The answer to each question below is a brief summary for informational purposes only and is only applicable in the Province of Ontario. It is not meant to be legal advice. If you require information or advice as it relates to your individual circumstances you are advised to consult with your own lawyer or retain the legal services of Veena Pohani.
How is Child Support Awarded?
Child support is awarded using the child support guidelines which were last updated in 2011. The guidelines are government enforced tables that tell us how much child support a payor has to pay based on the payor’s income for the previous year and the number of children the payor has.
Income has to be determined first before the child support guidelines can be used. A self employed payor will generally have a tougher time having his/her income accepted by the recipient due to the number of tax write offs the self employed payor will deduct against their income. Some deductions will be contested, and some are added back into the income. A self employed payor will argue their line 150 income on their previous year income tax return is the income to be used for the purpose of calculating child support.
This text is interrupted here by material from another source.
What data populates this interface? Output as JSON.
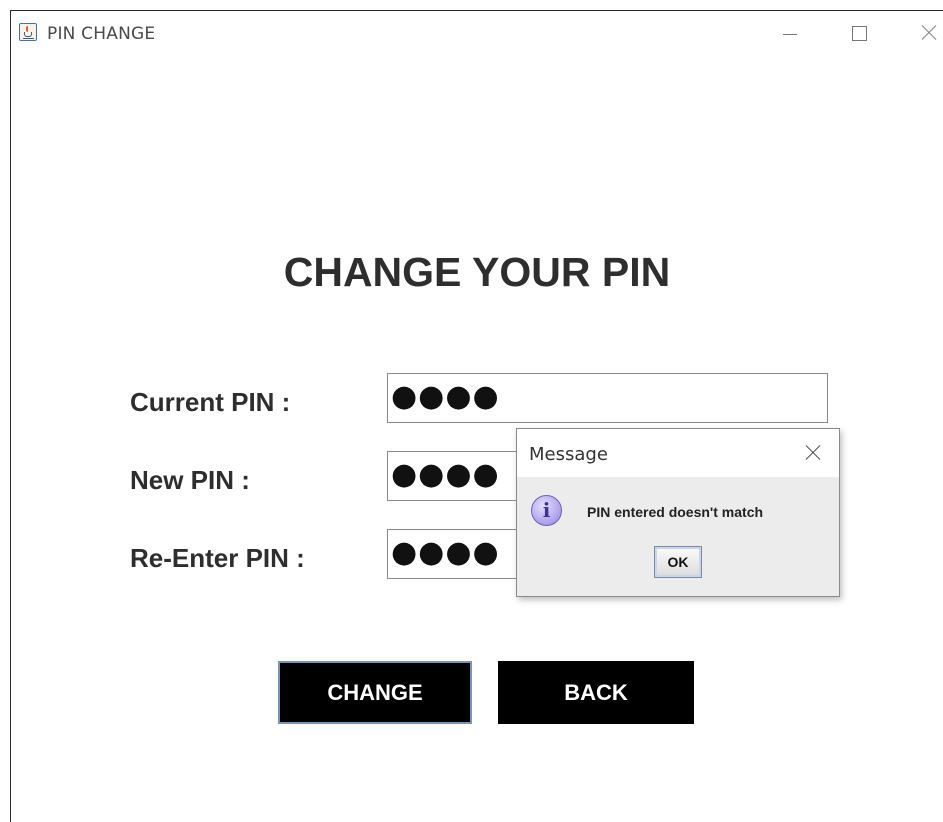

A salaried employee’s income is easier to accept since they are institutionally employed and the income comes from one source which is the employer. The employer is legally required to complete a T-4 on behalf of the employee. There can be taxable and non taxable benefits an employee receives also. Taxable benefits are included in income such as gym memberships, housing, or a meal plan. Veena Pohani or her associates can help establish what are taxable and non taxable benefits.
When there are stock options, or RSU’s known as restricted stock units and they are cashed by an employee, this will get calculated as income as well unless they are being equalized as property.
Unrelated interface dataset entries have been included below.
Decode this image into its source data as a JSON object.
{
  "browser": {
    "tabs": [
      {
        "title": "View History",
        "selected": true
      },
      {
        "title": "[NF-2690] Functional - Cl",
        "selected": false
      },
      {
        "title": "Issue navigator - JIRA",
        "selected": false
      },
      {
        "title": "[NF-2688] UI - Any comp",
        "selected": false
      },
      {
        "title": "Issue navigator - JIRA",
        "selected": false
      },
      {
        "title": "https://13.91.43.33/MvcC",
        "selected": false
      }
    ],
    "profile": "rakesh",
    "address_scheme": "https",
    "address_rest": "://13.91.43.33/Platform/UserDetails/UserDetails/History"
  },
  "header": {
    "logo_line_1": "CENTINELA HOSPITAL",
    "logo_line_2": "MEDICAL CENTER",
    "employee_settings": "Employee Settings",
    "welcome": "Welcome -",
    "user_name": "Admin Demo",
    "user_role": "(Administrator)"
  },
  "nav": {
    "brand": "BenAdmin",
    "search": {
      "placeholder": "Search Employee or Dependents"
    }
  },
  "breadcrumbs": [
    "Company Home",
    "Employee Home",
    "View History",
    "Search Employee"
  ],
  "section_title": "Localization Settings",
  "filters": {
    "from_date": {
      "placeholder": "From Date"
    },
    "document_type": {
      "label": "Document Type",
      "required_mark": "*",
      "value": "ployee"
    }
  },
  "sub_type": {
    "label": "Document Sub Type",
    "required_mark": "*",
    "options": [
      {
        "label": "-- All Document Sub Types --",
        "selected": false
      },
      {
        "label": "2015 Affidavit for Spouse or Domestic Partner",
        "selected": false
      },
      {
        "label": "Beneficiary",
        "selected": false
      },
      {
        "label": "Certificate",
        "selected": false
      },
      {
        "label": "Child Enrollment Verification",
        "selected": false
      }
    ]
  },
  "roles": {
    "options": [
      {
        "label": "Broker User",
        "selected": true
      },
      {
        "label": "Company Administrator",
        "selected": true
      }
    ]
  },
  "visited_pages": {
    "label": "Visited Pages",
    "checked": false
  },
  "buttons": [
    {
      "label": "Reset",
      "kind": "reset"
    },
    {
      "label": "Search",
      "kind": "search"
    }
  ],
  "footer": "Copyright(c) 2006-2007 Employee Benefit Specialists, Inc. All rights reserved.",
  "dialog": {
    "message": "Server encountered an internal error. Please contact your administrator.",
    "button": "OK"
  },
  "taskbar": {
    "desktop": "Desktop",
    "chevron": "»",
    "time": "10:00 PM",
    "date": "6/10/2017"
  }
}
Income can be averaged out using the last three years of income if a payor wants to establish that income was inordinately high one year due to a non recurring gain which was an anomaly. Of course this argument has to be pitched to a judge and accepted.
Once income is established which can be the toughest part of calculating child support, the payor simply reads his income on the child support guidelines in accordance with the number of children he has an obligation to support.
How do we determine the other parent’s income if he/she is self employed?
This can be a very contentious area of litigation protracting litigation depending on a number of factors. If the parents share custody, it can make it even more difficult. The courts will look at the support payors line 150 income on his/her income tax return from the previous year, while examining what is called the expenses deducted by the payor in order to determine if the expenses are reasonable. The expenses deducted are usually found in the statement of business activities, financial statements, corporate income tax returns, and any other relevant financial documentation to help convince the judge that the expenses are reasonable or are inflated.
There are certain tools that lawyers use in order to determine the support payor’s true income for support purposes.
We can obtain what is called an income analysis used by a professional called a Chartered Business Valuator.
We can serve Requests to Admit and Requests for Information which contain requests for admissions of facts, or documentation. If the recipient of the Request to Admit or Request for Information fails to provide a response then he/she will be deemed to admit all the facts contained in the forms. It is very important that the forms be answered.
We can conduct a Rule 20 questioning. This is where you question the suppport payor about his/her lifestyle, financial statement, and any other relevant questions about his employment income.
We can ask for a very exhaustive disclosure list of all the support payor’s income such as bank statements, credit card applications, loan and mortgage applications, income tax returns for the last three years, notices of assessments.
You can ask for an updated financial statement every 30 days.
Once we have determined income how do I know how much child support I should receive?
The Government has developed tables or guides that we use that give us an exact figure of what the child support should be in accordance with the support payor’s income. The monthly amount of child support is based on the income of the non-custodial parent, the number of children in the family and which province the children reside in. Tables are published that set out the amount that the non-custodial parent must pay to the custodial parent. The table amounts are for the children’s ordinary expenses such food, clothing and shelter. The custodial parent’s income becomes relevant where the children have special or extraordinary expenses such as daycare, extracurricular activities or private school tuition. In that case, the parents share these costs in proportion to their incomes.
Am I entitled to an increase in child support if the payor’s income has increased?
Yes. Support is dependant on the quantum of income earned from all sources including international income, business income, self reported income, investment income, and employment earnings. If there is an increase in a payor’s income for the previous year, than the recipient can apply to court for what is called a variation of support, or it can be done on consent if both parties agree to the support increase. The same format applies if there is a decrease in child support.